> _Work task_
When a line in the data below includes "username", count it; then give only the total.

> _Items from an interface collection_

• • •

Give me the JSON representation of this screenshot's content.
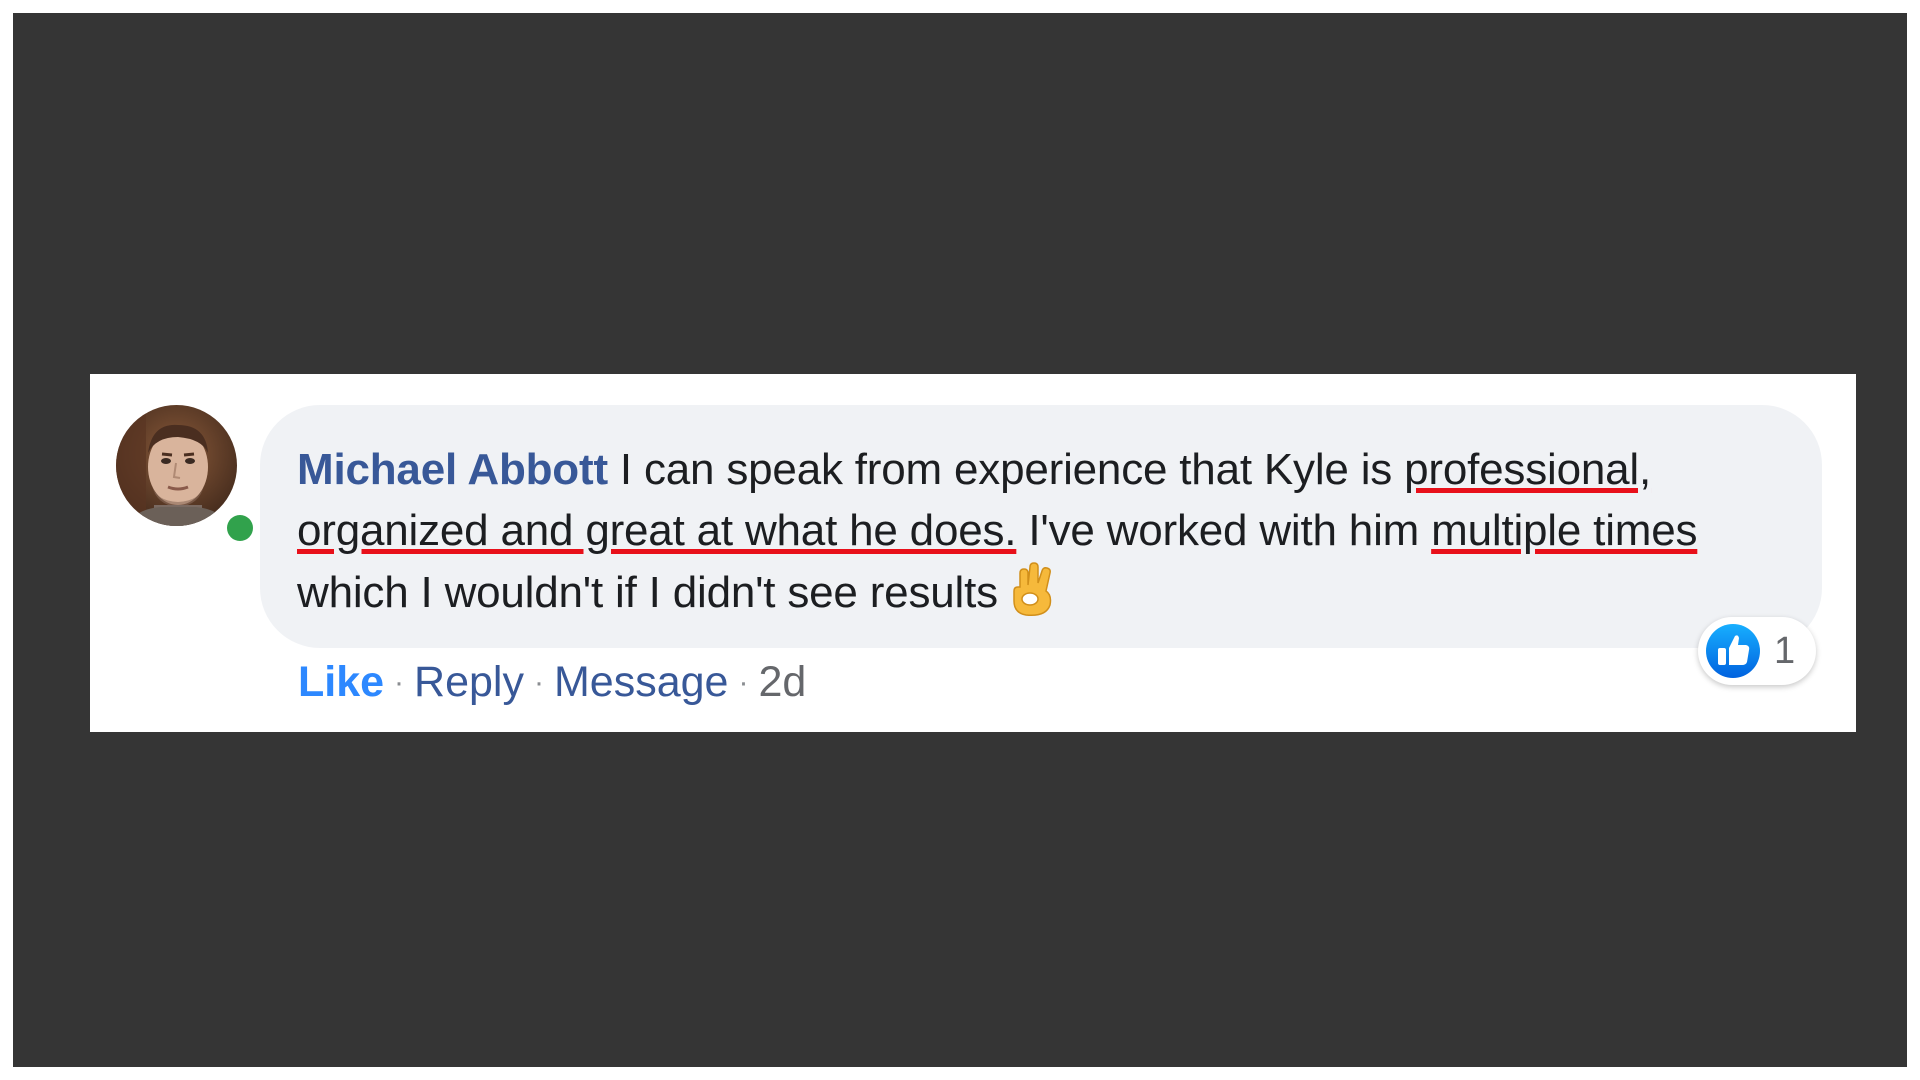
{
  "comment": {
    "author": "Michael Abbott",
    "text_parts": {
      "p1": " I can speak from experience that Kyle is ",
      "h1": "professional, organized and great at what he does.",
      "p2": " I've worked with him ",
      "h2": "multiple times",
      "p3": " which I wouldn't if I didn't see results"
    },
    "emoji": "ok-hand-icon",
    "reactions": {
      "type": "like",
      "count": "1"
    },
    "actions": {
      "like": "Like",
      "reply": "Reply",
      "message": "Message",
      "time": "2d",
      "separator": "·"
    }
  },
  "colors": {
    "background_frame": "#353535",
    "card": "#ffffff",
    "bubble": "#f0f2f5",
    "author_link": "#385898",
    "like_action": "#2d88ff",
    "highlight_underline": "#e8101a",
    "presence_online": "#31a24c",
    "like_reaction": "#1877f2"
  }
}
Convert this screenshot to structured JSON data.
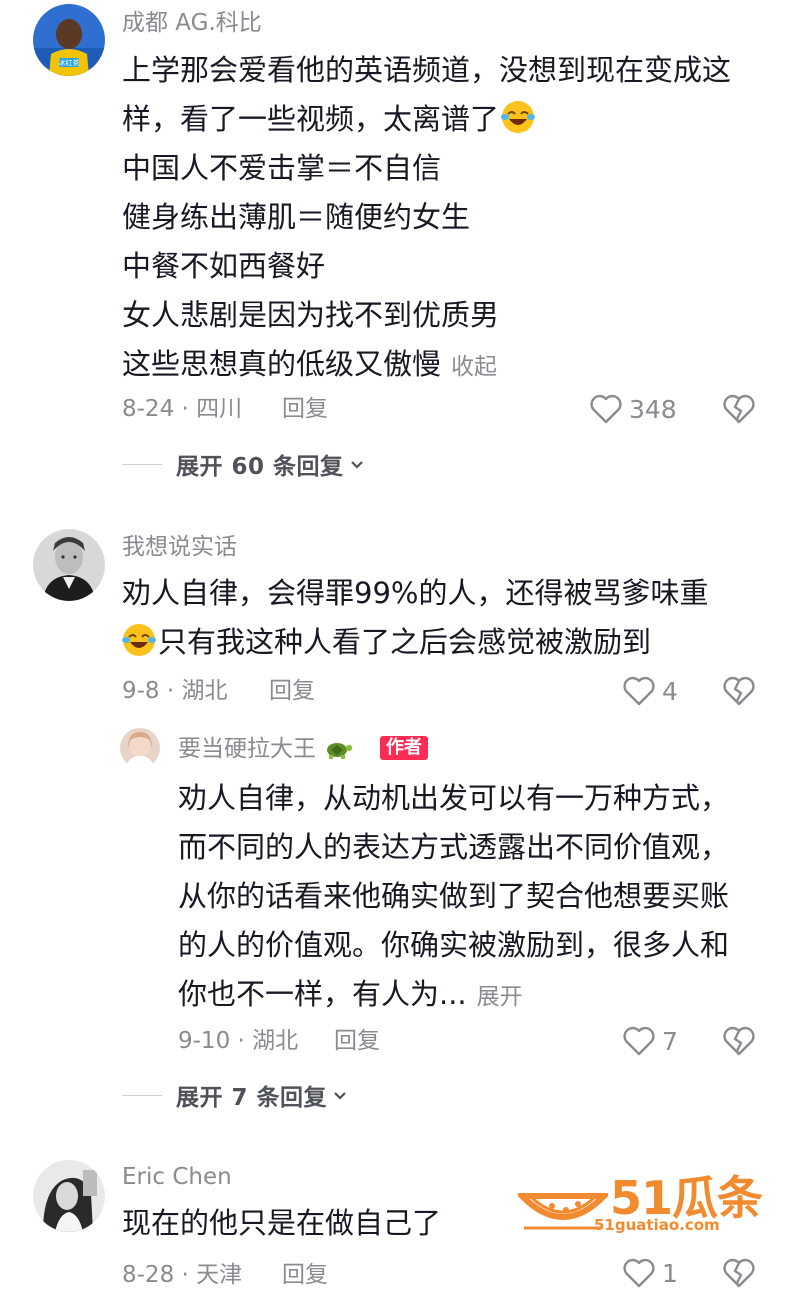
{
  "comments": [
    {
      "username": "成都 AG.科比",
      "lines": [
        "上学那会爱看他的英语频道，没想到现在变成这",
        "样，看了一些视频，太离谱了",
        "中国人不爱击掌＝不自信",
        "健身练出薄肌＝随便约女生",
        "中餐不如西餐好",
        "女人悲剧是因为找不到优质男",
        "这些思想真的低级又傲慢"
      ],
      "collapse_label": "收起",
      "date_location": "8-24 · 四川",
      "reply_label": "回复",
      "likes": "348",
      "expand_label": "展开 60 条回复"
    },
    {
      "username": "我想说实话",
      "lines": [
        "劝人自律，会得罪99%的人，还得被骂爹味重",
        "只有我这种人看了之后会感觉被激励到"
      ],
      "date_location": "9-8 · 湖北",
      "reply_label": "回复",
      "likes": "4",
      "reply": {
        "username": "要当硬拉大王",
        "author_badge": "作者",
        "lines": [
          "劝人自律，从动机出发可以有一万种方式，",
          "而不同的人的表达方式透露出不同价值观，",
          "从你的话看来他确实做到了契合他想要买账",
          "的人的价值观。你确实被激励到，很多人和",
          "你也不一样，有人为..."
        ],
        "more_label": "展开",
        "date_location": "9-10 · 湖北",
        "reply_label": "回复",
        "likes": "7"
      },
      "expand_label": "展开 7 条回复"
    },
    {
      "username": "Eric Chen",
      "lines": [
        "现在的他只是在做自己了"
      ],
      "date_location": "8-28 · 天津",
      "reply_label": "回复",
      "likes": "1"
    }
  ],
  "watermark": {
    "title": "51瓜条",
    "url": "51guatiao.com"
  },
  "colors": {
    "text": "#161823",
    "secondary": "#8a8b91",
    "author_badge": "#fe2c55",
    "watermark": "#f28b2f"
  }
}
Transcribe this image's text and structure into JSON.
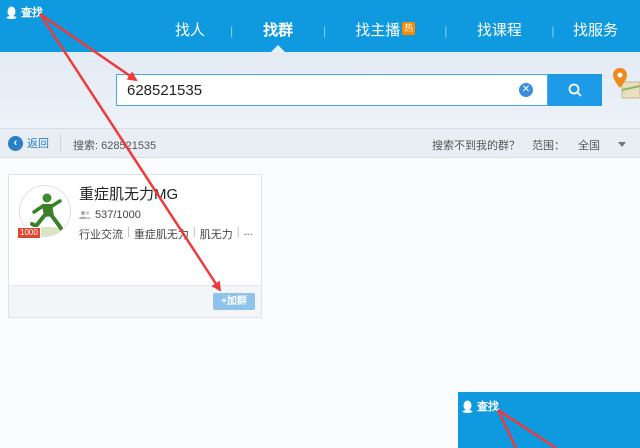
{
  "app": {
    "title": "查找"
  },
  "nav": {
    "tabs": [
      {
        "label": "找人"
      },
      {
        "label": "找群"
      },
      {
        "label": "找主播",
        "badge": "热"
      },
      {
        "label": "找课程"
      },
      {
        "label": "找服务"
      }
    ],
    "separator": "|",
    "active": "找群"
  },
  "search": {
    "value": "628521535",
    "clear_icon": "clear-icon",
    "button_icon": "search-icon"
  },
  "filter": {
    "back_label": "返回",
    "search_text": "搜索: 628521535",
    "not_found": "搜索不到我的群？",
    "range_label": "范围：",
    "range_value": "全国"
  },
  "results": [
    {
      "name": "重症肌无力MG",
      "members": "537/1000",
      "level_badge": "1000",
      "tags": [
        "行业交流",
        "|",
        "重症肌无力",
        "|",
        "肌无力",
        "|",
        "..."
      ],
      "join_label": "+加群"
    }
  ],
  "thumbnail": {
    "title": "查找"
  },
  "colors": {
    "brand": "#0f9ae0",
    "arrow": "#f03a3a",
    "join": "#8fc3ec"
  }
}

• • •

> _Output for this task_
4